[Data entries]
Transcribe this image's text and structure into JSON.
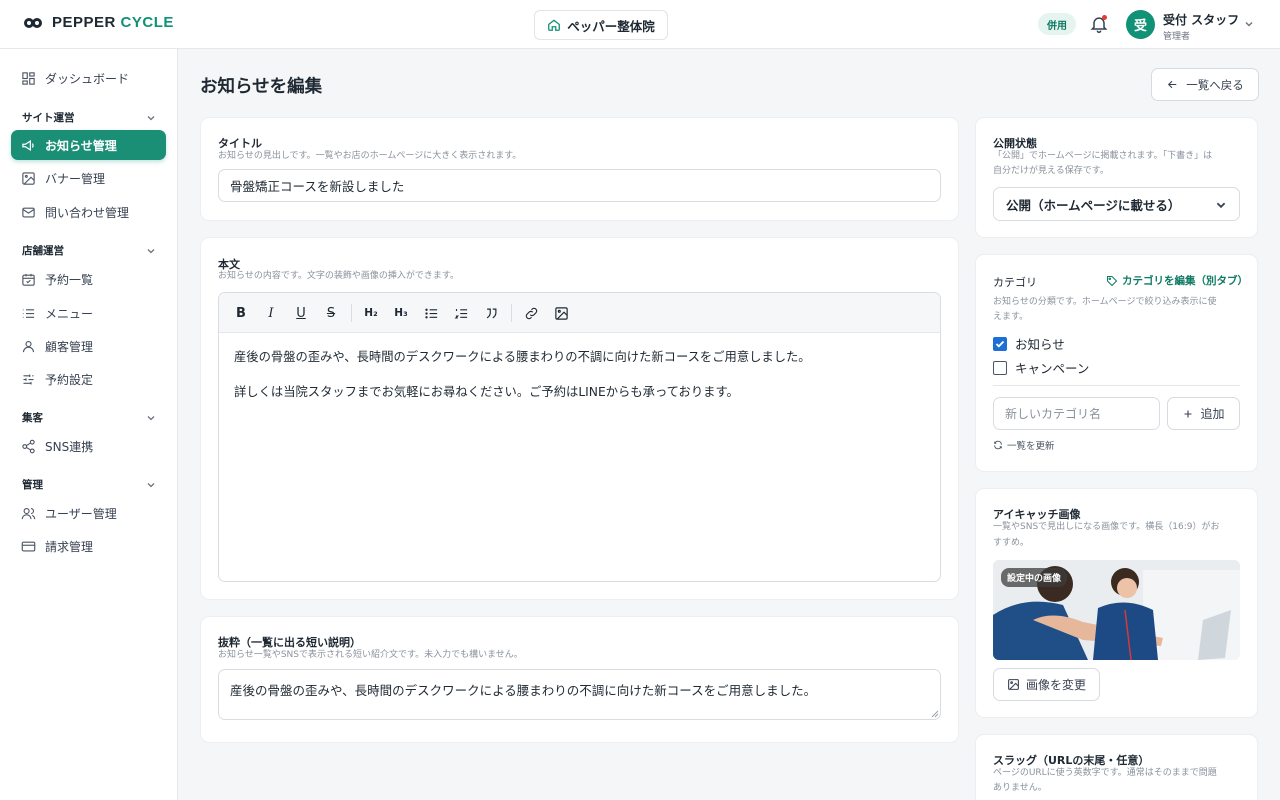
{
  "brand": {
    "name_part1": "PEPPER",
    "name_part2": "CYCLE",
    "accent": "#119176"
  },
  "header": {
    "store_name": "ペッパー整体院",
    "pill": "併用",
    "avatar_char": "受",
    "user_name": "受付 スタッフ",
    "user_role": "管理者"
  },
  "sidebar": {
    "dashboard": "ダッシュボード",
    "sections": [
      {
        "title": "サイト運営",
        "items": [
          "お知らせ管理",
          "バナー管理",
          "問い合わせ管理"
        ]
      },
      {
        "title": "店舗運営",
        "items": [
          "予約一覧",
          "メニュー",
          "顧客管理",
          "予約設定"
        ]
      },
      {
        "title": "集客",
        "items": [
          "SNS連携"
        ]
      },
      {
        "title": "管理",
        "items": [
          "ユーザー管理",
          "請求管理"
        ]
      }
    ]
  },
  "page": {
    "title": "お知らせを編集",
    "back_label": "一覧へ戻る"
  },
  "title_field": {
    "label": "タイトル",
    "hint": "お知らせの見出しです。一覧やお店のホームページに大きく表示されます。",
    "value": "骨盤矯正コースを新設しました"
  },
  "body_field": {
    "label": "本文",
    "hint": "お知らせの内容です。文字の装飾や画像の挿入ができます。",
    "toolbar": {
      "bold": "B",
      "italic": "I",
      "underline": "U",
      "strike": "S",
      "h2": "H₂",
      "h3": "H₃"
    },
    "paragraphs": [
      "産後の骨盤の歪みや、長時間のデスクワークによる腰まわりの不調に向けた新コースをご用意しました。",
      "詳しくは当院スタッフまでお気軽にお尋ねください。ご予約はLINEからも承っております。"
    ]
  },
  "excerpt_field": {
    "label": "抜粋（一覧に出る短い説明）",
    "hint": "お知らせ一覧やSNSで表示される短い紹介文です。未入力でも構いません。",
    "value": "産後の骨盤の歪みや、長時間のデスクワークによる腰まわりの不調に向けた新コースをご用意しました。"
  },
  "status": {
    "label": "公開状態",
    "hint_line1": "「公開」でホームページに掲載されます。「下書き」は",
    "hint_line2": "自分だけが見える保存です。",
    "selected": "公開（ホームページに載せる）"
  },
  "category": {
    "label": "カテゴリ",
    "edit_link": "カテゴリを編集（別タブ）",
    "hint_line1": "お知らせの分類です。ホームページで絞り込み表示に使",
    "hint_line2": "えます。",
    "options": [
      {
        "label": "お知らせ",
        "checked": true
      },
      {
        "label": "キャンペーン",
        "checked": false
      }
    ],
    "new_placeholder": "新しいカテゴリ名",
    "add_label": "追加",
    "refresh_label": "一覧を更新"
  },
  "eyecatch": {
    "label": "アイキャッチ画像",
    "hint_line1": "一覧やSNSで見出しになる画像です。横長（16:9）がお",
    "hint_line2": "すすめ。",
    "badge": "設定中の画像",
    "change_label": "画像を変更"
  },
  "slug": {
    "label": "スラッグ（URLの末尾・任意）",
    "hint_line1": "ページのURLに使う英数字です。通常はそのままで問題",
    "hint_line2": "ありません。"
  }
}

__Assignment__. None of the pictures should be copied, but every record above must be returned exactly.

__Result of this task__.
Transcribe this image's text and structure into JSON.
{
  "brand": {
    "name_part1": "PEPPER",
    "name_part2": "CYCLE",
    "accent": "#119176"
  },
  "header": {
    "store_name": "ペッパー整体院",
    "pill": "併用",
    "avatar_char": "受",
    "user_name": "受付 スタッフ",
    "user_role": "管理者"
  },
  "sidebar": {
    "dashboard": "ダッシュボード",
    "sections": [
      {
        "title": "サイト運営",
        "items": [
          "お知らせ管理",
          "バナー管理",
          "問い合わせ管理"
        ]
      },
      {
        "title": "店舗運営",
        "items": [
          "予約一覧",
          "メニュー",
          "顧客管理",
          "予約設定"
        ]
      },
      {
        "title": "集客",
        "items": [
          "SNS連携"
        ]
      },
      {
        "title": "管理",
        "items": [
          "ユーザー管理",
          "請求管理"
        ]
      }
    ]
  },
  "page": {
    "title": "お知らせを編集",
    "back_label": "一覧へ戻る"
  },
  "title_field": {
    "label": "タイトル",
    "hint": "お知らせの見出しです。一覧やお店のホームページに大きく表示されます。",
    "value": "骨盤矯正コースを新設しました"
  },
  "body_field": {
    "label": "本文",
    "hint": "お知らせの内容です。文字の装飾や画像の挿入ができます。",
    "toolbar": {
      "bold": "B",
      "italic": "I",
      "underline": "U",
      "strike": "S",
      "h2": "H₂",
      "h3": "H₃"
    },
    "paragraphs": [
      "産後の骨盤の歪みや、長時間のデスクワークによる腰まわりの不調に向けた新コースをご用意しました。",
      "詳しくは当院スタッフまでお気軽にお尋ねください。ご予約はLINEからも承っております。"
    ]
  },
  "excerpt_field": {
    "label": "抜粋（一覧に出る短い説明）",
    "hint": "お知らせ一覧やSNSで表示される短い紹介文です。未入力でも構いません。",
    "value": "産後の骨盤の歪みや、長時間のデスクワークによる腰まわりの不調に向けた新コースをご用意しました。"
  },
  "status": {
    "label": "公開状態",
    "hint_line1": "「公開」でホームページに掲載されます。「下書き」は",
    "hint_line2": "自分だけが見える保存です。",
    "selected": "公開（ホームページに載せる）"
  },
  "category": {
    "label": "カテゴリ",
    "edit_link": "カテゴリを編集（別タブ）",
    "hint_line1": "お知らせの分類です。ホームページで絞り込み表示に使",
    "hint_line2": "えます。",
    "options": [
      {
        "label": "お知らせ",
        "checked": true
      },
      {
        "label": "キャンペーン",
        "checked": false
      }
    ],
    "new_placeholder": "新しいカテゴリ名",
    "add_label": "追加",
    "refresh_label": "一覧を更新"
  },
  "eyecatch": {
    "label": "アイキャッチ画像",
    "hint_line1": "一覧やSNSで見出しになる画像です。横長（16:9）がお",
    "hint_line2": "すすめ。",
    "badge": "設定中の画像",
    "change_label": "画像を変更"
  },
  "slug": {
    "label": "スラッグ（URLの末尾・任意）",
    "hint_line1": "ページのURLに使う英数字です。通常はそのままで問題",
    "hint_line2": "ありません。"
  }
}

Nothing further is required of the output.